The name North Berwick means North "barley farmstead" the North being applied to distinguish it from Berwick-upon-Tweed. It was first recorded as "Northberwyk" in 1250. To the south of the town there is evidence of at least eighteen hut circles, rich middens and a field system dating from 2,000 years ago. North Berwick harbour was built in the twelfth century to meet the demands made of the ferry trade between the town and Earlsferry in Fife. Evidence has been found of this ferry system existing from the eighth century serving pilgrims on their way to the shrine of St Andrew. There is much history around the town but one of the most notable was the famous witch trials. In the sixteenth century at least seventy people were implicated in these witch trials and the events inspired works such as Burns' Tam o' Shanter and "The Thirteenth Member" by Mollie Hunter. One of the most famous trials was of Agnes Sampson who was accused of making a potion to make the storms rough for King James VI of Scotland who was sailing home from Denmark with his new wife, Anne of Denmark.
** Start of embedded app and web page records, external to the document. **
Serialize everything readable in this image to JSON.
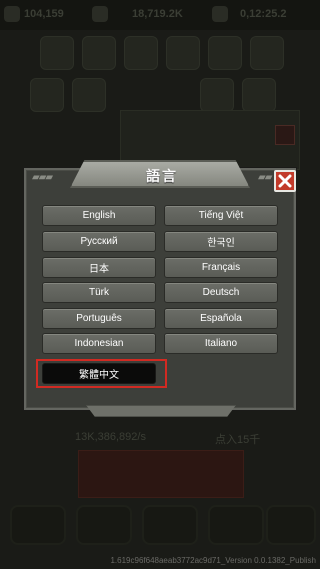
{
  "background": {
    "stat_left": "104,159",
    "stat_mid": "18,719.2K",
    "stat_right": "0,12:25.2",
    "stat_lower_left": "13K,386,892/s",
    "stat_lower_right": "点入15千",
    "build_info": "1.619c96f648aeab3772ac9d71_Version 0.0.1382_Publish"
  },
  "dialog": {
    "title": "語言",
    "close_icon": "close-icon",
    "languages": [
      {
        "label": "English"
      },
      {
        "label": "Tiếng Việt"
      },
      {
        "label": "Русский"
      },
      {
        "label": "한국인"
      },
      {
        "label": "日本"
      },
      {
        "label": "Français"
      },
      {
        "label": "Türk"
      },
      {
        "label": "Deutsch"
      },
      {
        "label": "Português"
      },
      {
        "label": "Española"
      },
      {
        "label": "Indonesian"
      },
      {
        "label": "Italiano"
      },
      {
        "label": "繁體中文",
        "selected": true
      }
    ]
  },
  "colors": {
    "selection_outline": "#d12a22",
    "close_button": "#c23b2b"
  }
}
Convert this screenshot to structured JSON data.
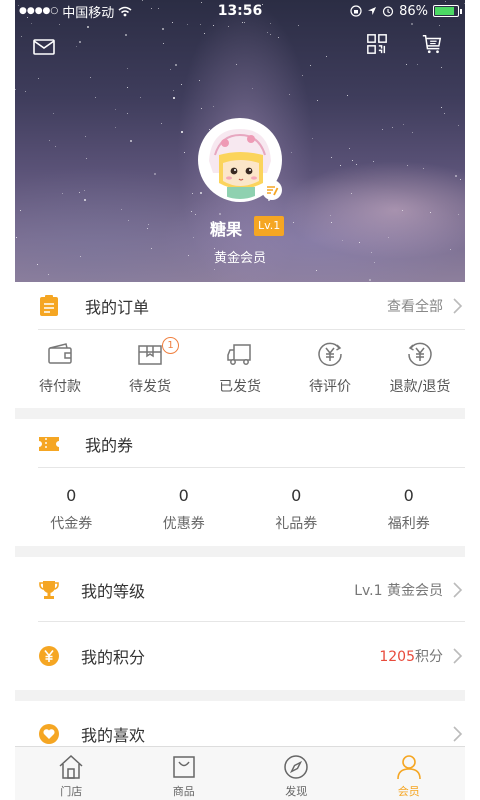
{
  "status_bar": {
    "carrier": "中国移动",
    "time": "13:56",
    "battery": "86%",
    "battery_level": 0.86
  },
  "profile": {
    "username": "糖果",
    "level": "Lv.1",
    "member_type": "黄金会员"
  },
  "orders": {
    "title": "我的订单",
    "view_all": "查看全部",
    "items": [
      {
        "label": "待付款",
        "icon": "wallet-icon"
      },
      {
        "label": "待发货",
        "icon": "box-icon",
        "badge": "1"
      },
      {
        "label": "已发货",
        "icon": "truck-icon"
      },
      {
        "label": "待评价",
        "icon": "yen-review-icon"
      },
      {
        "label": "退款/退货",
        "icon": "yen-refund-icon"
      }
    ]
  },
  "coupons": {
    "title": "我的券",
    "items": [
      {
        "value": "0",
        "label": "代金券"
      },
      {
        "value": "0",
        "label": "优惠券"
      },
      {
        "value": "0",
        "label": "礼品券"
      },
      {
        "value": "0",
        "label": "福利券"
      }
    ]
  },
  "level_row": {
    "label": "我的等级",
    "value": "Lv.1 黄金会员"
  },
  "points_row": {
    "label": "我的积分",
    "points": "1205",
    "unit": "积分"
  },
  "favorites_row": {
    "label": "我的喜欢"
  },
  "tabs": [
    {
      "label": "门店",
      "icon": "store-icon"
    },
    {
      "label": "商品",
      "icon": "bag-icon"
    },
    {
      "label": "发现",
      "icon": "compass-icon"
    },
    {
      "label": "会员",
      "icon": "member-icon",
      "active": true
    }
  ],
  "colors": {
    "accent": "#f5a623",
    "points_red": "#e84b3c"
  }
}
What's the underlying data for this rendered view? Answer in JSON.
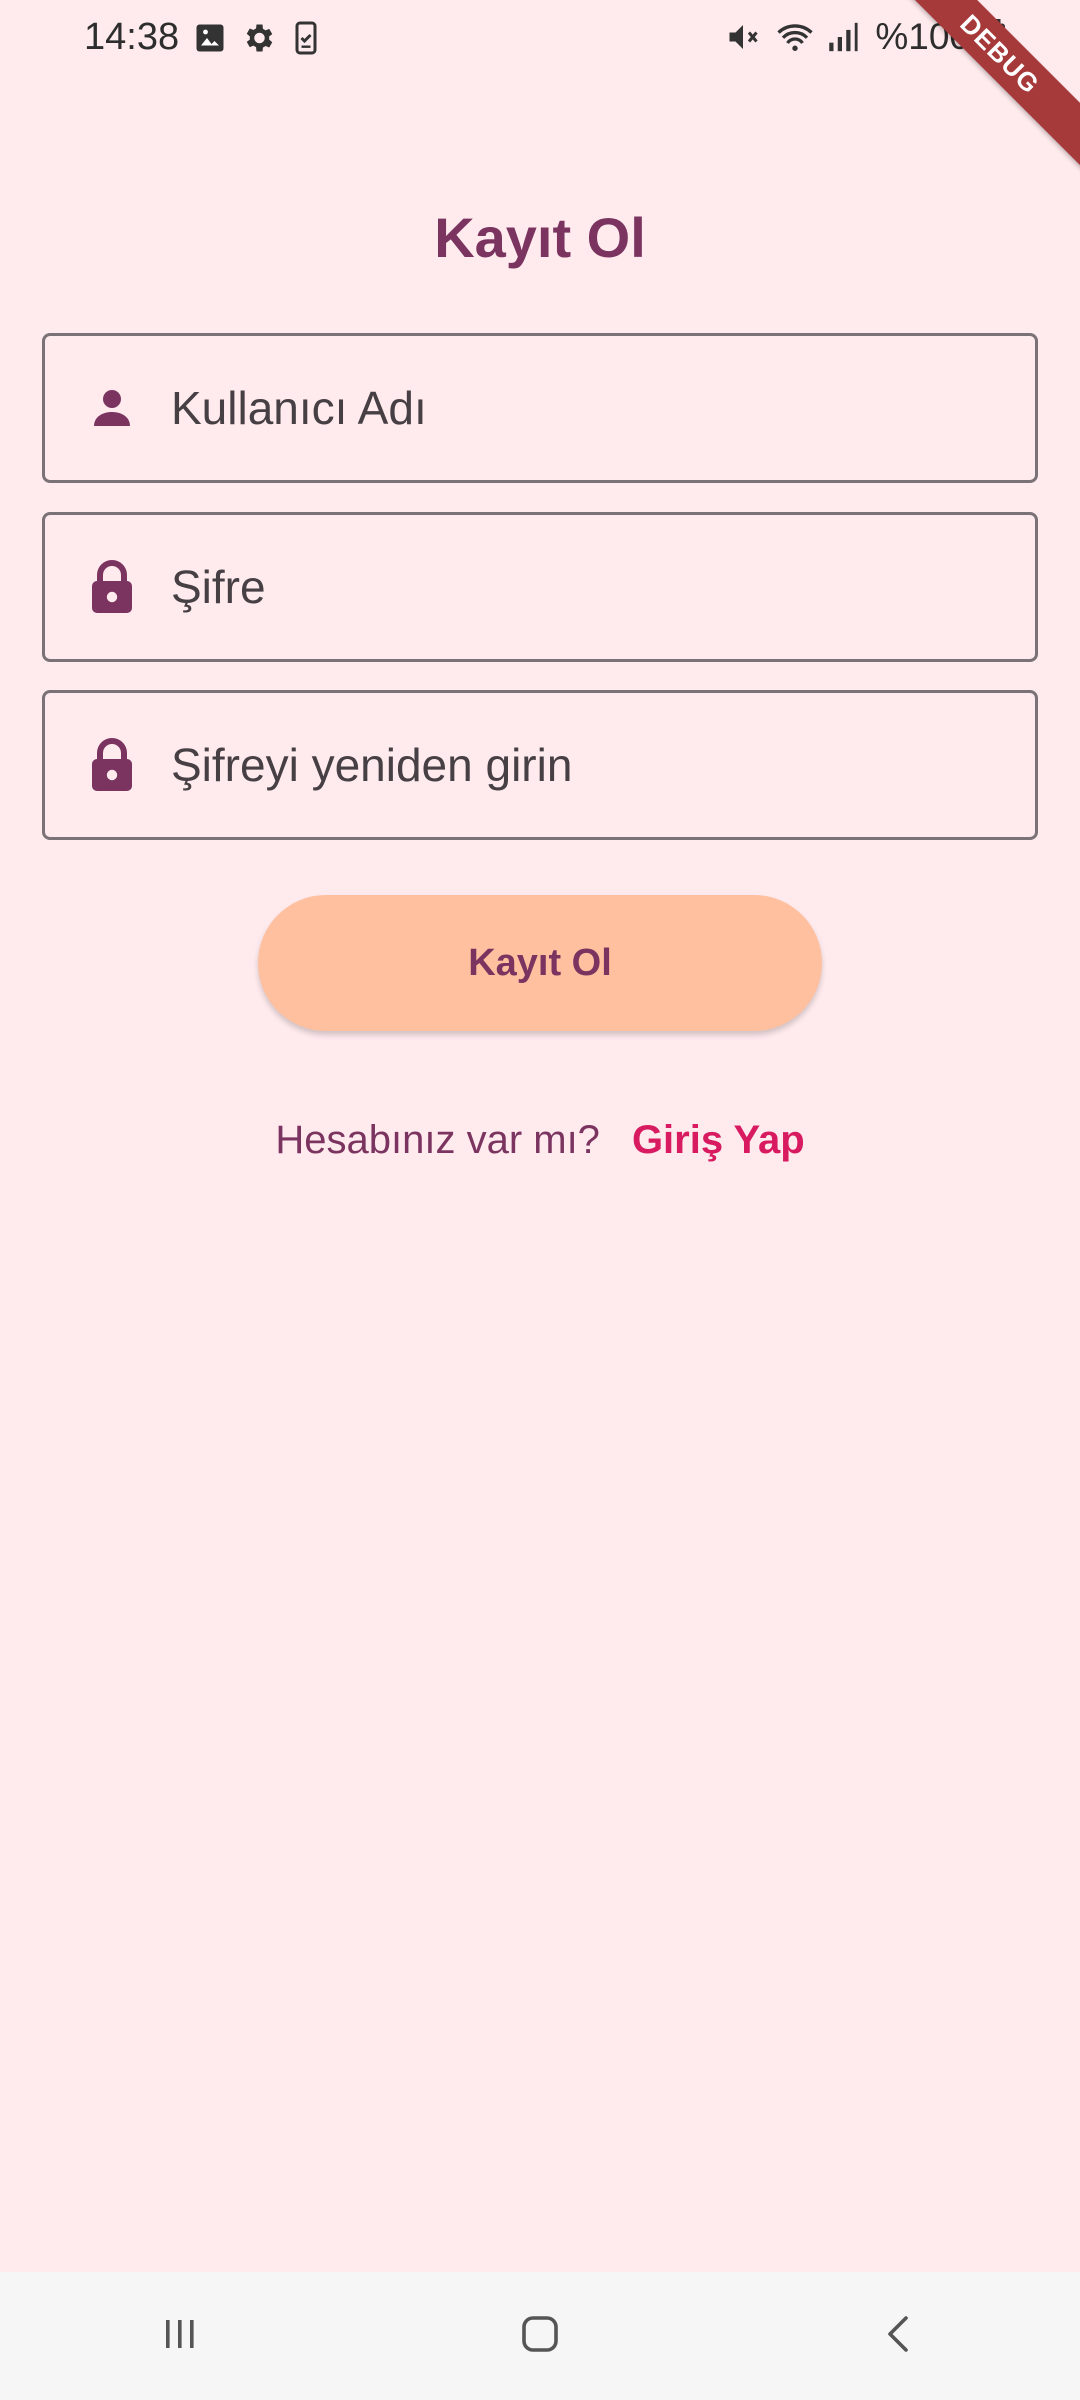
{
  "status_bar": {
    "time": "14:38",
    "battery": "%100",
    "left_icons": [
      "image-icon",
      "gear-icon",
      "clipboard-icon"
    ],
    "right_icons": [
      "mute-icon",
      "wifi-icon",
      "signal-icon",
      "battery-icon"
    ]
  },
  "debug_banner": "DEBUG",
  "page": {
    "title": "Kayıt Ol"
  },
  "form": {
    "username": {
      "placeholder": "Kullanıcı Adı",
      "value": "",
      "icon": "person-icon"
    },
    "password": {
      "placeholder": "Şifre",
      "value": "",
      "icon": "lock-icon"
    },
    "password_confirm": {
      "placeholder": "Şifreyi yeniden girin",
      "value": "",
      "icon": "lock-icon"
    },
    "submit_label": "Kayıt Ol"
  },
  "login_prompt": {
    "question": "Hesabınız var mı?",
    "link_label": "Giriş Yap"
  },
  "nav": {
    "buttons": [
      "recents-icon",
      "home-icon",
      "back-icon"
    ]
  },
  "colors": {
    "background": "#ffebee",
    "primary": "#7b3460",
    "button": "#ffc09f",
    "link": "#d81b60",
    "ribbon": "#a63a3a"
  }
}
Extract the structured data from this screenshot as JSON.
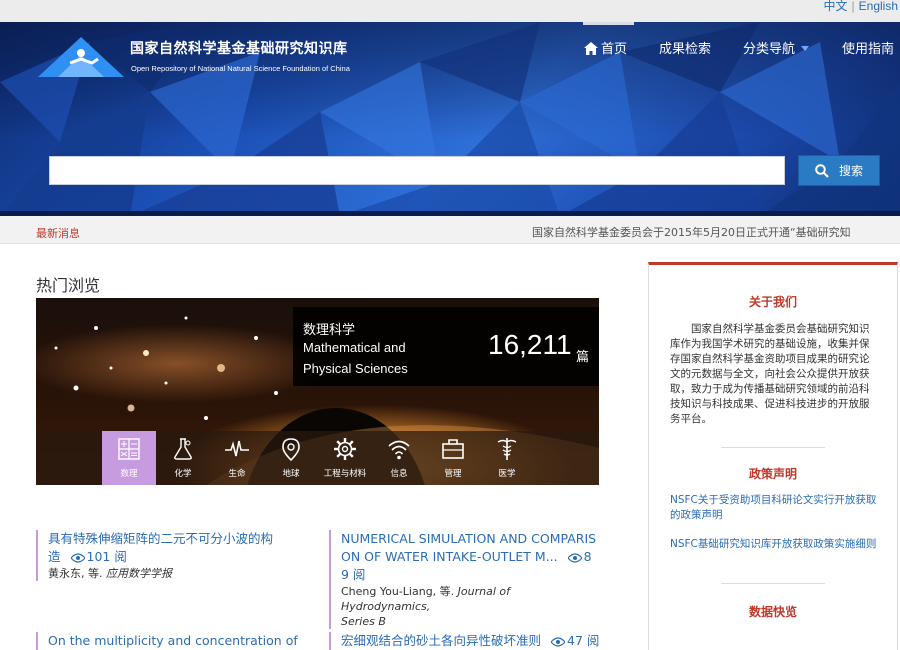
{
  "lang": {
    "zh": "中文",
    "en": "English"
  },
  "site": {
    "title": "国家自然科学基金基础研究知识库",
    "subtitle": "Open Repository of National Natural Science Foundation of China"
  },
  "nav": {
    "home": "首页",
    "search": "成果检索",
    "categories": "分类导航",
    "guide": "使用指南"
  },
  "search": {
    "value": "",
    "placeholder": "",
    "button": "搜索"
  },
  "news": {
    "label": "最新消息",
    "text": "国家自然科学基金委员会于2015年5月20日正式开通“基础研究知"
  },
  "hot": {
    "title": "热门浏览",
    "banner": {
      "cn": "数理科学",
      "en_line1": "Mathematical and",
      "en_line2": "Physical Sciences",
      "count": "16,211",
      "unit": "篇"
    },
    "categories": [
      {
        "label": "数理",
        "icon": "math-icon"
      },
      {
        "label": "化学",
        "icon": "chemistry-icon"
      },
      {
        "label": "生命",
        "icon": "pulse-icon"
      },
      {
        "label": "地球",
        "icon": "location-pin-icon"
      },
      {
        "label": "工程与材料",
        "icon": "gear-icon"
      },
      {
        "label": "信息",
        "icon": "wifi-icon"
      },
      {
        "label": "管理",
        "icon": "briefcase-icon"
      },
      {
        "label": "医学",
        "icon": "caduceus-icon"
      }
    ]
  },
  "articles": [
    {
      "title_line1": "具有特殊伸缩矩阵的二元不可分小波的构",
      "title_line2": "造",
      "views": "101 阅",
      "authors": "黄永东, 等.",
      "journal": "应用数学学报"
    },
    {
      "title_line1": "NUMERICAL SIMULATION AND COMPARIS",
      "title_line2": "ON OF WATER INTAKE-OUTLET M...",
      "views_a": "8",
      "views_b": "9 阅",
      "authors": "Cheng You-Liang, 等.",
      "journal": "Journal of Hydrodynamics,",
      "journal2": "Series B"
    },
    {
      "title_line1": "On the multiplicity and concentration of p"
    },
    {
      "title_line1": "宏细观结合的砂土各向异性破坏准则",
      "views": "47 阅"
    }
  ],
  "sidebar": {
    "about_title": "关于我们",
    "about_text": "国家自然科学基金委员会基础研究知识库作为我国学术研究的基础设施，收集并保存国家自然科学基金资助项目成果的研究论文的元数据与全文，向社会公众提供开放获取，致力于成为传播基础研究领域的前沿科技知识与科技成果、促进科技进步的开放服务平台。",
    "policy_title": "政策声明",
    "policy_links": [
      "NSFC关于受资助项目科研论文实行开放获取的政策声明",
      "NSFC基础研究知识库开放获取政策实施细则"
    ],
    "data_title": "数据快览"
  },
  "colors": {
    "accent_red": "#c0392b",
    "link_blue": "#2a6cb5",
    "active_category": "#c79be0",
    "search_button": "#2a7ac4"
  }
}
The trial took place in the presence of King James himself and Sampson was tortured to confess and then burned at the stake. Local lore, place names, and the jawbone atop the Law suggest that the port was involved in the whaling industry though little written evidence exists to support this.
The railway arrived in North Berwick in 1850 but the town was more or less bypassed by the industrial revolution. The late nineteenth century saw the development of holiday and golfing facilities. The famous Ben Sayers golf club factory was in North Berwick and continued production until it was latterly moved to the midlands. Today's attractions are still golf and beaches but also the many available boat trips to the nearby islands such as the Bass Rock, one of the largest Gannet colonies in the world. This has now been supplemented by the arrival of the Scottish Seabird Centre where visitors can not only learn about the many seabird species but can watch the birds in their environment through webcams installed on the various local islands. These can also be viewed on the web, (see below). Robert Louis Stevenson, the author of Treasure Island spent many holidays in the town as a child and a young man. The island of Fidra in the Forth to the west is said to be the original inspiration for Treasure Island, and Catriona, the sequel to Kidnapped is set locally. His essay, The Lantern Bearers, relates to his boyhood memories of the town. It was published in 1895 in a book of essays "Across the Plains" which I am fortunate to have a copy of. Well worth the read if you are interested in North Berwick.
My wife and I had an excellent time strolling round my old haunts though the old shops I had known as a child have now more or less been replaced by boutique style outlets. However we did enjoy visiting the harbour and also seeing the coastguard station, now private dwellings, where my grandfather served, and where I spent many a summer holiday, overlooking the beach and the east bay.
We then repaired to our Edinburgh hotel before our long drive back to the south east of England and only slightly warmer weather. We decided there and then that we would return in the Spring or early Summer when the climate is a bit warmer, only a bit!The route for the trail can be downloaded from Wikiloc here
Difficulty: Quite hard on ascent. Distance: 3.26 miles. Time: 2 hours 30 minutes with breaks